Taking U.S. inflexibility as a given is a backdrop to another prominent theme in pre-Istanbul commentary, much of which is clearly designed to lay the groundwork for making a later judgment that “diplomacy has failed.” The Washington Post's lead editorial on Thursday is an example. The editorial writers express a pro forma belief that “military action is neither necessary nor wise in the coming months,” thereby being able to portray any later endorsement of a war as a reluctantly arrived at last resort. They make no secret of where they are going, though, stating up front that the negotiations in Istanbul may be the “last chance for a peaceful settlement” in the “negative sense” that “hardly anyone thinks” that a deal will be struck. The pessimism is based on what has been reported of the Obama administration's position toward the talks, but even that position is not obdurate enough for the Post's editorialists. They express concern that any near-term deal that would trade restrictions on Iran's enrichment activity for a freezing of further sanctions and maybe some easing of existing ones—which in fact would be a decidedly beneficial stepping back from the brink of a senseless war—would “allow the regime breathing space,” and according to the Post, that would be bad. Following the Post's advice of no Western concessions at all short of complete stoppage of enrichment would be the perfect formula for making “failure” of diplomacy a self-fulfilling prophecy.

One should bear in mind, amid such advance spinning of the talks, three important points. One is that for diplomacy to succeed requires at least as much attention to inducing flexibility on the U.S. side as in inducing it on the Iranian side. Fareed Zakaria starts to get to this problem when he says, “The administration has handled its allies, Russia, China, the United Nations and even Tehran with skill. To succeed, however, it has to tackle its most formidable foe, with whom it has not had much negotiating success: Republicans.” The problem, however, goes beyond Republicans, who have tried to exploit politically an attitude of inflexibility that extends beyond their own ranks.

Second, policy makers can change policies, tactics and even attitudes, no matter how deeply engrained those attitudes seem to be. This is what political leadership is about.
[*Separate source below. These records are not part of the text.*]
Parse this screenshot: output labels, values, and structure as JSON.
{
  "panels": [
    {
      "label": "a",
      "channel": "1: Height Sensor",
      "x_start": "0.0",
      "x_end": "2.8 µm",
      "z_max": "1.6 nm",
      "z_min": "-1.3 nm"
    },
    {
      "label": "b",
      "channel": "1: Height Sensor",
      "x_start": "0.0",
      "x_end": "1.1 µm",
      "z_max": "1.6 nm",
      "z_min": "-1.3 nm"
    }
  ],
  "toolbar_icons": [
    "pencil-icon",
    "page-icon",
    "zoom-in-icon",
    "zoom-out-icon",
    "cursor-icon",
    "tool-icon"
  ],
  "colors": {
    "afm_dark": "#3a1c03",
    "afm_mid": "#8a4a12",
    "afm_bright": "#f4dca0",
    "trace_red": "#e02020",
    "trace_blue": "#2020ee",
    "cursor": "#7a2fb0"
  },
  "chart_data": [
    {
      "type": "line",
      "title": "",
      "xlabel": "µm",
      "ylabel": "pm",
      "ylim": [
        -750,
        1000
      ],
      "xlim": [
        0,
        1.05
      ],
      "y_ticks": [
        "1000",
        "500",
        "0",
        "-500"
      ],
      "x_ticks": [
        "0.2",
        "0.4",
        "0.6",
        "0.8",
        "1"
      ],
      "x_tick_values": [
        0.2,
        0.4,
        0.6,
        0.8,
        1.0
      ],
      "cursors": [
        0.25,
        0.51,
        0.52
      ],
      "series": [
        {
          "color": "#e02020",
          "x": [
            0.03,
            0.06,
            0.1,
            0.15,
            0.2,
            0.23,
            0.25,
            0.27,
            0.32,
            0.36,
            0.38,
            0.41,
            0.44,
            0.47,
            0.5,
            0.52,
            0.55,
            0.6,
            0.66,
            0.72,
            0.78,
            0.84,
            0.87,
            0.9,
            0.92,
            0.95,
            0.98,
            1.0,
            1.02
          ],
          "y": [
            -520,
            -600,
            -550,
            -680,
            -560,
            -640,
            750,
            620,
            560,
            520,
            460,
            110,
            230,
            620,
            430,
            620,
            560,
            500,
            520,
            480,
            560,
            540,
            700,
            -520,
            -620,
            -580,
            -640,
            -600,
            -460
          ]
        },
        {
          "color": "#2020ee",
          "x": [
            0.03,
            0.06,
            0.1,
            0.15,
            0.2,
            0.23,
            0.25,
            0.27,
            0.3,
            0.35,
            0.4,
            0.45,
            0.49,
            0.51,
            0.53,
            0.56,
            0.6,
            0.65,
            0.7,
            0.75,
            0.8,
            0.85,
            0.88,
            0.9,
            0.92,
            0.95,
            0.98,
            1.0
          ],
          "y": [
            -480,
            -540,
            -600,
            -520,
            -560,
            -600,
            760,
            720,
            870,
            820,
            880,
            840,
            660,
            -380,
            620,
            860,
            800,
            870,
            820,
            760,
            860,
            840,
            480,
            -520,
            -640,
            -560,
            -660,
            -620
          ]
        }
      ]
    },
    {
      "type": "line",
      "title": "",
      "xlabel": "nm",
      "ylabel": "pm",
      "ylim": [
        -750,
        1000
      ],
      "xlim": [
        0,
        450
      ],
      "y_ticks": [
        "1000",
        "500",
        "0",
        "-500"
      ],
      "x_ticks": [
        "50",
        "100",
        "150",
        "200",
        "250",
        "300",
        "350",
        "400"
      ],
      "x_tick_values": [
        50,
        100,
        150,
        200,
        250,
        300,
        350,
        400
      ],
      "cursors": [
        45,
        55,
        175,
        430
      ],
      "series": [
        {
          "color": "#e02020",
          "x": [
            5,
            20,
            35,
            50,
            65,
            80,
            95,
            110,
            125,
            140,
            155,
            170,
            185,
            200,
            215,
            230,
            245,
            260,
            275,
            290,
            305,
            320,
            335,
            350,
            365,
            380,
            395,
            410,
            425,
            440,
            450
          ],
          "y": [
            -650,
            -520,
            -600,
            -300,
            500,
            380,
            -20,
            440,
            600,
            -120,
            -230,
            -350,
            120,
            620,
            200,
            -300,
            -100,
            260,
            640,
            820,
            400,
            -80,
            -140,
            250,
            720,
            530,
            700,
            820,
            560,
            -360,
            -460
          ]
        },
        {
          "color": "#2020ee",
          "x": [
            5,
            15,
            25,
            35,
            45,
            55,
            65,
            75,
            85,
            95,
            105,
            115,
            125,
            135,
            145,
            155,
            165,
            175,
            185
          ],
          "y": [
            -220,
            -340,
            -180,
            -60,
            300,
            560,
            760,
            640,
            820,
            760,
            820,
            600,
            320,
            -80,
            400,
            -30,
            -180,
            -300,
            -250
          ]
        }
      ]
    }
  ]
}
If policy makers want a politically attractive argument that can help to sell a deal with Tehran that involves easing of sanctions in return for restrictions on, but not ending of, enrichment, they can start by pointing out how much the sanctions have increased gasoline prices in the United States.

Third, the absence of a deal after Istanbul or later rounds of talks is likely to say no more about Iranian obduracy—although that will be the focus of countless commentaries—than about our own.